◆ **GOAL OF THE EXERCISE**:
Nothing but a number belongs in the answer: the count of lines below that contain the word "extensions".

◆ **Page and application data records**:
####################

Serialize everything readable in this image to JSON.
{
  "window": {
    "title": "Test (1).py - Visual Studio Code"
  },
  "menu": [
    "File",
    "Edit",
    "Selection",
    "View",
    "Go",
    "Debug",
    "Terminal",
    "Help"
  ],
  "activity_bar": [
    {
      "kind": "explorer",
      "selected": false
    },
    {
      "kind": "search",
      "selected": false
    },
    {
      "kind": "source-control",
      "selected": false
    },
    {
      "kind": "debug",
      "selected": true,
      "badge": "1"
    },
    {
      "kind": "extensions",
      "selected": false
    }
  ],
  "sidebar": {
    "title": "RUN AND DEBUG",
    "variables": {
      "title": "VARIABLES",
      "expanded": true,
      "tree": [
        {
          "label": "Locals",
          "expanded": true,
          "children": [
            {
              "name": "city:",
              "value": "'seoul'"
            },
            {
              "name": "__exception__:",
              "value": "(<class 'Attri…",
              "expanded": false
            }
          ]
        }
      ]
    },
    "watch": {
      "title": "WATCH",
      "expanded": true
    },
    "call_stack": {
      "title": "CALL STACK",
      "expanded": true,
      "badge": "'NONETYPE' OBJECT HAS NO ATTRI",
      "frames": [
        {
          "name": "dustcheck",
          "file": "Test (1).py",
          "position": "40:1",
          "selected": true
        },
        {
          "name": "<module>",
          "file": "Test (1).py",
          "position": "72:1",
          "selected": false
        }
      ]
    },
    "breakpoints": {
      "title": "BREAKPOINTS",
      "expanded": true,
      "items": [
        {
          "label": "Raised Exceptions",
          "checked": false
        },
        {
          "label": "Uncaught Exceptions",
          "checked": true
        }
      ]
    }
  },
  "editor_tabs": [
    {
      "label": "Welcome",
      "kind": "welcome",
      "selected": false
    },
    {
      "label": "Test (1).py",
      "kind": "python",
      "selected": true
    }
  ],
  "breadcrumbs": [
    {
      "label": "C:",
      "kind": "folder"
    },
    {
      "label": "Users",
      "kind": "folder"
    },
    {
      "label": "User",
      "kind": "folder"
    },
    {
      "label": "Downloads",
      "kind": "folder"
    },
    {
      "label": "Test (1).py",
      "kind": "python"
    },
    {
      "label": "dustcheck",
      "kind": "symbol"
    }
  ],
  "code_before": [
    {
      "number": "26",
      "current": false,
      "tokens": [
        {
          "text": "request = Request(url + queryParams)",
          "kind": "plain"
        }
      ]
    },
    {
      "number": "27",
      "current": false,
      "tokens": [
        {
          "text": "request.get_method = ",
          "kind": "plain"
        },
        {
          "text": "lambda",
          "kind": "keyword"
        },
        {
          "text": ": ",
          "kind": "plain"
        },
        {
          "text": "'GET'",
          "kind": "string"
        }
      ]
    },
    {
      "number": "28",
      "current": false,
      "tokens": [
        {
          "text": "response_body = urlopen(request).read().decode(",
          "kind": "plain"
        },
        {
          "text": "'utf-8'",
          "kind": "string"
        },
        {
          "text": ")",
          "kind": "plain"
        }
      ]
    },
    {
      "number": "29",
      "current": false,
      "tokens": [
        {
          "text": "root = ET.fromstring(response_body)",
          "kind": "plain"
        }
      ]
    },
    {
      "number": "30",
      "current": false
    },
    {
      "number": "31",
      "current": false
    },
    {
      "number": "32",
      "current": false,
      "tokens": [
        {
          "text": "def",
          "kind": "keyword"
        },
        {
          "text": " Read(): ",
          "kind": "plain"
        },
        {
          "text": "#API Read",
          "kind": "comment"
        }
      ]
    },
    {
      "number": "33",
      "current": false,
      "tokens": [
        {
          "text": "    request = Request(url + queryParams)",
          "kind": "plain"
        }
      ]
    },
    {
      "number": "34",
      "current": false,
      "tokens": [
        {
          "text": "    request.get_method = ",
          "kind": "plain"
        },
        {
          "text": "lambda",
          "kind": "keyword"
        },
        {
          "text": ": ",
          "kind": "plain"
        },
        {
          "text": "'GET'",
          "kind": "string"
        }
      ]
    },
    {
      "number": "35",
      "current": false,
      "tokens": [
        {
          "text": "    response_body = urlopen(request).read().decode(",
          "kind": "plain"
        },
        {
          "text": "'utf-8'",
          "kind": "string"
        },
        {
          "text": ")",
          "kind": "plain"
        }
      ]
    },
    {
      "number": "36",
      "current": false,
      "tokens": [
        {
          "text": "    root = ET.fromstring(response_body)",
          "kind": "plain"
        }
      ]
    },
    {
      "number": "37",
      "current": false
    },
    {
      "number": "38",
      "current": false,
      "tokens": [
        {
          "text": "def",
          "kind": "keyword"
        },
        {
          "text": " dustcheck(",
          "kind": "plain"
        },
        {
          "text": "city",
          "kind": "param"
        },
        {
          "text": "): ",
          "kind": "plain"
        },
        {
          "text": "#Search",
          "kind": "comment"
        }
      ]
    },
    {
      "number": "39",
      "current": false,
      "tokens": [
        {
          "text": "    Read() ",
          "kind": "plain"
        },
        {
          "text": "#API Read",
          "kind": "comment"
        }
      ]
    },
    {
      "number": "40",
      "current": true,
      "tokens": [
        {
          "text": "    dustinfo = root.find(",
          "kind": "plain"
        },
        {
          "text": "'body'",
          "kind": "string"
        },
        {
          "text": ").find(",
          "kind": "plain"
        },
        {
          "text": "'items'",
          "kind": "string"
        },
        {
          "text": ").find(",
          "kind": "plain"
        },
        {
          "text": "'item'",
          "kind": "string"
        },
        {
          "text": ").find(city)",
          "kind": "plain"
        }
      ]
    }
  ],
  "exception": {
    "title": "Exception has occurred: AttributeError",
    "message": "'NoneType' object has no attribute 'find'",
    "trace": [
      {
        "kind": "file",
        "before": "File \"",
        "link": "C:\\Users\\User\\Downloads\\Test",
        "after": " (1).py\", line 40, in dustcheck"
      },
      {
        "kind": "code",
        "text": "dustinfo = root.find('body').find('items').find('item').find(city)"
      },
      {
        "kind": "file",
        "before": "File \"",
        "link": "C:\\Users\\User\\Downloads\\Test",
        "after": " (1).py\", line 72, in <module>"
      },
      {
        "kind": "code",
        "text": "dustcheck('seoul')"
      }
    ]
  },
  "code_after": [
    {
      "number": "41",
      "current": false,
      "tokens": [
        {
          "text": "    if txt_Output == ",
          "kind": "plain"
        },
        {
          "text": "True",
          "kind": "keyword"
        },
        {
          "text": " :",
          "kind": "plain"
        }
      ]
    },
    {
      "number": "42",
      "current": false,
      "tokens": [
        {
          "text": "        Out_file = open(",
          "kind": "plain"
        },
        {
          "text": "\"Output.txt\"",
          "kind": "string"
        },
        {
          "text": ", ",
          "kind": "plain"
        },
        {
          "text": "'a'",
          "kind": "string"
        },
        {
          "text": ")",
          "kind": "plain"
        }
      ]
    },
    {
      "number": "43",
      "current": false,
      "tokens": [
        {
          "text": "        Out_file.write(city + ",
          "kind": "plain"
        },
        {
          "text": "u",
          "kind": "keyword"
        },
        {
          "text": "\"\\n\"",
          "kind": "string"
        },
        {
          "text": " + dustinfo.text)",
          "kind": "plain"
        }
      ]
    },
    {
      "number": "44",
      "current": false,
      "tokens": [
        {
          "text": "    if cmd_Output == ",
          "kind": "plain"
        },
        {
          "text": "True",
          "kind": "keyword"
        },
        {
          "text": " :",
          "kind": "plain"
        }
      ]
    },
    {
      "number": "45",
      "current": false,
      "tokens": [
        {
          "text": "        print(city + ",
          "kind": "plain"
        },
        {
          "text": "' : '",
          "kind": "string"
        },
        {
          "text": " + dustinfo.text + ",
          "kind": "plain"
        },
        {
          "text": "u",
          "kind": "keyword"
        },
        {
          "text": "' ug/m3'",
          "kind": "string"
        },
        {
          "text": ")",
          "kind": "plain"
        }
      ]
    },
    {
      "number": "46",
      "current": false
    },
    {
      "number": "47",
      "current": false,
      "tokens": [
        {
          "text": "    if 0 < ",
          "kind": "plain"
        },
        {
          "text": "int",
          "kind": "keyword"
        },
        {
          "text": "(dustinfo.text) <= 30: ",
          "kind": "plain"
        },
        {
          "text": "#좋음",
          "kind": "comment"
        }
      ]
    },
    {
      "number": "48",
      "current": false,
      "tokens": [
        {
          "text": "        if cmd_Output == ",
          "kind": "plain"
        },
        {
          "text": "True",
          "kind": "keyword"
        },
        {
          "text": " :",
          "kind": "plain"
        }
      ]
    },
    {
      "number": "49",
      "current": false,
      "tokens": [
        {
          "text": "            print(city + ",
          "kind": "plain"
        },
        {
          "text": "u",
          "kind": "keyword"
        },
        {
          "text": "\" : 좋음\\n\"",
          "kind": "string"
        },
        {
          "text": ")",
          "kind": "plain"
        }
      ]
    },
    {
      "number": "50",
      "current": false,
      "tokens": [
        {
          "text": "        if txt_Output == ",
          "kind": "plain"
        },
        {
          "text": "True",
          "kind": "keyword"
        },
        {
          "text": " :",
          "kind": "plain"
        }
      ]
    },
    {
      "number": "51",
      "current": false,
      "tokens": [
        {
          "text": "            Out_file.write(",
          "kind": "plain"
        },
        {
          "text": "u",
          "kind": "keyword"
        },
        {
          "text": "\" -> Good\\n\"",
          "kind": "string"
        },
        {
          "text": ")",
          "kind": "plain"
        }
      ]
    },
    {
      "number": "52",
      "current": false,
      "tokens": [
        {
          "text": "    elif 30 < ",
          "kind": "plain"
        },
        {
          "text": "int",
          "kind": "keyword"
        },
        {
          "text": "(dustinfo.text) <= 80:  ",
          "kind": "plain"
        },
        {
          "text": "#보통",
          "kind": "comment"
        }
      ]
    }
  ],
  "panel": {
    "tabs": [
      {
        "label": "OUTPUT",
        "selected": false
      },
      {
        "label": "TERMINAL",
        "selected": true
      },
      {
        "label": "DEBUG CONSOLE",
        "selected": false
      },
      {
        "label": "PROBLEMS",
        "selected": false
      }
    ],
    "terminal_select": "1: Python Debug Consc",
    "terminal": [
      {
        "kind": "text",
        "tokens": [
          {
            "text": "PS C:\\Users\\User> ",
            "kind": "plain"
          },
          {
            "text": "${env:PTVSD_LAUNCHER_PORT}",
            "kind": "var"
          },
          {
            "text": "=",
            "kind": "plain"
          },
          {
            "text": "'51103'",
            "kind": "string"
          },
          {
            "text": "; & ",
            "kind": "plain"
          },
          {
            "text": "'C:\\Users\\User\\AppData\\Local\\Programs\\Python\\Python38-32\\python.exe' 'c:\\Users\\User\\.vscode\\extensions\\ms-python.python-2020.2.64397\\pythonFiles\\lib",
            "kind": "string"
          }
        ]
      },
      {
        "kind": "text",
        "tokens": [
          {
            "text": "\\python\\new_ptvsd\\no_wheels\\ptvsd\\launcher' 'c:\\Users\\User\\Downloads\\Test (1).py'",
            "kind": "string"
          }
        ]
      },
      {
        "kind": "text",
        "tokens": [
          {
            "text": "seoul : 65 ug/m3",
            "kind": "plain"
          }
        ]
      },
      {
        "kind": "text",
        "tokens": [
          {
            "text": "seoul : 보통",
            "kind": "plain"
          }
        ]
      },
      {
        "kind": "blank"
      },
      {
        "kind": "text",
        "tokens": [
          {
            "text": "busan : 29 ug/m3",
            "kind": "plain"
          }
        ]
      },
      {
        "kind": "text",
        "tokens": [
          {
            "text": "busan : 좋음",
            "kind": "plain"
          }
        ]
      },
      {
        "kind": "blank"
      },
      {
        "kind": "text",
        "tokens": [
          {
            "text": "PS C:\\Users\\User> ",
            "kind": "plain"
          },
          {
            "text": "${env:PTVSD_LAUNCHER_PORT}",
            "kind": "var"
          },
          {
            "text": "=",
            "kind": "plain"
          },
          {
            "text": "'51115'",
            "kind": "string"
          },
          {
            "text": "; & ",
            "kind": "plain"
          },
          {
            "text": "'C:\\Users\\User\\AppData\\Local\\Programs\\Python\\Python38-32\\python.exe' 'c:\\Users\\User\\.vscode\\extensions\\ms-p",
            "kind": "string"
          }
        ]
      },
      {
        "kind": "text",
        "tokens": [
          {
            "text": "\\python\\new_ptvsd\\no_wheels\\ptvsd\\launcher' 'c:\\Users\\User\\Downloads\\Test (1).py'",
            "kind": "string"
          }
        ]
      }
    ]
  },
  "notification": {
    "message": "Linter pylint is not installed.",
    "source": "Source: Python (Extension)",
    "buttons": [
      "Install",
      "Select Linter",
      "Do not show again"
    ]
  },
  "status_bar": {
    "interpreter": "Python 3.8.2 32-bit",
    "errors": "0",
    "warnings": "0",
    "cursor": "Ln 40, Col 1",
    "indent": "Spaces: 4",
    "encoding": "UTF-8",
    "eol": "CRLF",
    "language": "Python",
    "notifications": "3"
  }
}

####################

◆ **RESULT BELOW**:
3